→ What needs to be done
Please print every record that follows, keeping each one exactly as it is.

Dataset rows for apps and sites:
######

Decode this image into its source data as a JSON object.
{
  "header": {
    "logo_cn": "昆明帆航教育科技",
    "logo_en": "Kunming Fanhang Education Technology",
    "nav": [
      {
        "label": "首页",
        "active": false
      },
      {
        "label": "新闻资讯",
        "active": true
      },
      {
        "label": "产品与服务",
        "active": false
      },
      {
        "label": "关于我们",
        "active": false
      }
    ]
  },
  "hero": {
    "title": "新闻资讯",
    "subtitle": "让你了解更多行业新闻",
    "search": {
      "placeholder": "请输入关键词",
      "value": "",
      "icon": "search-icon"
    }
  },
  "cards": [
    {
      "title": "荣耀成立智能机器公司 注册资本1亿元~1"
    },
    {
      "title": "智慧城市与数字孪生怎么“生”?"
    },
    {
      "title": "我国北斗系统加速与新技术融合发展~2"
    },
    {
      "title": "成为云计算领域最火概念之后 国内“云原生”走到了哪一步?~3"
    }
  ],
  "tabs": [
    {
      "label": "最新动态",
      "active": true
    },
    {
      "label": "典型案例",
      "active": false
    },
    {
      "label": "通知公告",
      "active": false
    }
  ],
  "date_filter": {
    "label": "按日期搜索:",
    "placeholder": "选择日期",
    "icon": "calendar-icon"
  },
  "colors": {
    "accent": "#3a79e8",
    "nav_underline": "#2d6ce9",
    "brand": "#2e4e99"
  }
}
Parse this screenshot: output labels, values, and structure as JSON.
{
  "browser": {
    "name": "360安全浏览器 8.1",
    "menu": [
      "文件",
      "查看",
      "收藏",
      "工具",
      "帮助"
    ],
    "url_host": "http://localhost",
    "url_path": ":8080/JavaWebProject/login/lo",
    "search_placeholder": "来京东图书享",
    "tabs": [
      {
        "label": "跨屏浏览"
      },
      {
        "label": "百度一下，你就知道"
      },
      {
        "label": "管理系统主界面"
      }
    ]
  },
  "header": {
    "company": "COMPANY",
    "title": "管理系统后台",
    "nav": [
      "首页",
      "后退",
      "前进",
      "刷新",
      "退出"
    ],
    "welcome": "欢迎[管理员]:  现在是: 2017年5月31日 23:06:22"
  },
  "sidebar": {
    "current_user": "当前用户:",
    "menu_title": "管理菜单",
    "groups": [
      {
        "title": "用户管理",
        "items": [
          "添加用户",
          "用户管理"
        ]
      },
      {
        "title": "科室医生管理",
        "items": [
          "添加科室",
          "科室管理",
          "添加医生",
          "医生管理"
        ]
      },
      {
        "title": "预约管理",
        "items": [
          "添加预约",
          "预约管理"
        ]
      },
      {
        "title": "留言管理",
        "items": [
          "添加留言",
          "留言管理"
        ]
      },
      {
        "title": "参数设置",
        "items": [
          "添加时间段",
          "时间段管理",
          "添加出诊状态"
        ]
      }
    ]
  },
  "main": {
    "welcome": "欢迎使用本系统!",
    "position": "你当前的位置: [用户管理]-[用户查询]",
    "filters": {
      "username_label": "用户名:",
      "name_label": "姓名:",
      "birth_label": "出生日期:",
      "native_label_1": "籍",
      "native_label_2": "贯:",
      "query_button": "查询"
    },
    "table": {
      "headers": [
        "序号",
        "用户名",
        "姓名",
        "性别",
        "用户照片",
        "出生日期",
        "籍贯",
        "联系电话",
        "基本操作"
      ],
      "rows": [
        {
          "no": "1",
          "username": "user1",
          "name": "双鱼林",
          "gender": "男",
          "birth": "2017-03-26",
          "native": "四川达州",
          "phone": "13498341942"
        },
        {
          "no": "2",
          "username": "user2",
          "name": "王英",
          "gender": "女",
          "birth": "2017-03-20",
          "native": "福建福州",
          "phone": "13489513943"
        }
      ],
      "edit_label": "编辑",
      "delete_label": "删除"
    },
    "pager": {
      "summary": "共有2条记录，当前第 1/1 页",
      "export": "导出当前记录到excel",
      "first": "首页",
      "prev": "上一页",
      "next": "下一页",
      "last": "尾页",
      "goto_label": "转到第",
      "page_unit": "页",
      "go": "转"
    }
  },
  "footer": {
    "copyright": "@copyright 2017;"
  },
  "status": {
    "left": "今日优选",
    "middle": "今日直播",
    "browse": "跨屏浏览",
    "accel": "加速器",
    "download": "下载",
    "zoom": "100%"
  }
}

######

→ Task response
Decode this image into its source data as a JSON object.
{
  "header": {
    "logo_cn": "昆明帆航教育科技",
    "logo_en": "Kunming Fanhang Education Technology",
    "nav": [
      {
        "label": "首页",
        "active": false
      },
      {
        "label": "新闻资讯",
        "active": true
      },
      {
        "label": "产品与服务",
        "active": false
      },
      {
        "label": "关于我们",
        "active": false
      }
    ]
  },
  "hero": {
    "title": "新闻资讯",
    "subtitle": "让你了解更多行业新闻",
    "search": {
      "placeholder": "请输入关键词",
      "value": "",
      "icon": "search-icon"
    }
  },
  "cards": [
    {
      "title": "荣耀成立智能机器公司 注册资本1亿元~1"
    },
    {
      "title": "智慧城市与数字孪生怎么“生”?"
    },
    {
      "title": "我国北斗系统加速与新技术融合发展~2"
    },
    {
      "title": "成为云计算领域最火概念之后 国内“云原生”走到了哪一步?~3"
    }
  ],
  "tabs": [
    {
      "label": "最新动态",
      "active": true
    },
    {
      "label": "典型案例",
      "active": false
    },
    {
      "label": "通知公告",
      "active": false
    }
  ],
  "date_filter": {
    "label": "按日期搜索:",
    "placeholder": "选择日期",
    "icon": "calendar-icon"
  },
  "colors": {
    "accent": "#3a79e8",
    "nav_underline": "#2d6ce9",
    "brand": "#2e4e99"
  }
}
Parse this screenshot: output labels, values, and structure as JSON.
{
  "browser": {
    "name": "360安全浏览器 8.1",
    "menu": [
      "文件",
      "查看",
      "收藏",
      "工具",
      "帮助"
    ],
    "url_host": "http://localhost",
    "url_path": ":8080/JavaWebProject/login/lo",
    "search_placeholder": "来京东图书享",
    "tabs": [
      {
        "label": "跨屏浏览"
      },
      {
        "label": "百度一下，你就知道"
      },
      {
        "label": "管理系统主界面"
      }
    ]
  },
  "header": {
    "company": "COMPANY",
    "title": "管理系统后台",
    "nav": [
      "首页",
      "后退",
      "前进",
      "刷新",
      "退出"
    ],
    "welcome": "欢迎[管理员]:  现在是: 2017年5月31日 23:06:22"
  },
  "sidebar": {
    "current_user": "当前用户:",
    "menu_title": "管理菜单",
    "groups": [
      {
        "title": "用户管理",
        "items": [
          "添加用户",
          "用户管理"
        ]
      },
      {
        "title": "科室医生管理",
        "items": [
          "添加科室",
          "科室管理",
          "添加医生",
          "医生管理"
        ]
      },
      {
        "title": "预约管理",
        "items": [
          "添加预约",
          "预约管理"
        ]
      },
      {
        "title": "留言管理",
        "items": [
          "添加留言",
          "留言管理"
        ]
      },
      {
        "title": "参数设置",
        "items": [
          "添加时间段",
          "时间段管理",
          "添加出诊状态"
        ]
      }
    ]
  },
  "main": {
    "welcome": "欢迎使用本系统!",
    "position": "你当前的位置: [用户管理]-[用户查询]",
    "filters": {
      "username_label": "用户名:",
      "name_label": "姓名:",
      "birth_label": "出生日期:",
      "native_label_1": "籍",
      "native_label_2": "贯:",
      "query_button": "查询"
    },
    "table": {
      "headers": [
        "序号",
        "用户名",
        "姓名",
        "性别",
        "用户照片",
        "出生日期",
        "籍贯",
        "联系电话",
        "基本操作"
      ],
      "rows": [
        {
          "no": "1",
          "username": "user1",
          "name": "双鱼林",
          "gender": "男",
          "birth": "2017-03-26",
          "native": "四川达州",
          "phone": "13498341942"
        },
        {
          "no": "2",
          "username": "user2",
          "name": "王英",
          "gender": "女",
          "birth": "2017-03-20",
          "native": "福建福州",
          "phone": "13489513943"
        }
      ],
      "edit_label": "编辑",
      "delete_label": "删除"
    },
    "pager": {
      "summary": "共有2条记录，当前第 1/1 页",
      "export": "导出当前记录到excel",
      "first": "首页",
      "prev": "上一页",
      "next": "下一页",
      "last": "尾页",
      "goto_label": "转到第",
      "page_unit": "页",
      "go": "转"
    }
  },
  "footer": {
    "copyright": "@copyright 2017;"
  },
  "status": {
    "left": "今日优选",
    "middle": "今日直播",
    "browse": "跨屏浏览",
    "accel": "加速器",
    "download": "下载",
    "zoom": "100%"
  }
}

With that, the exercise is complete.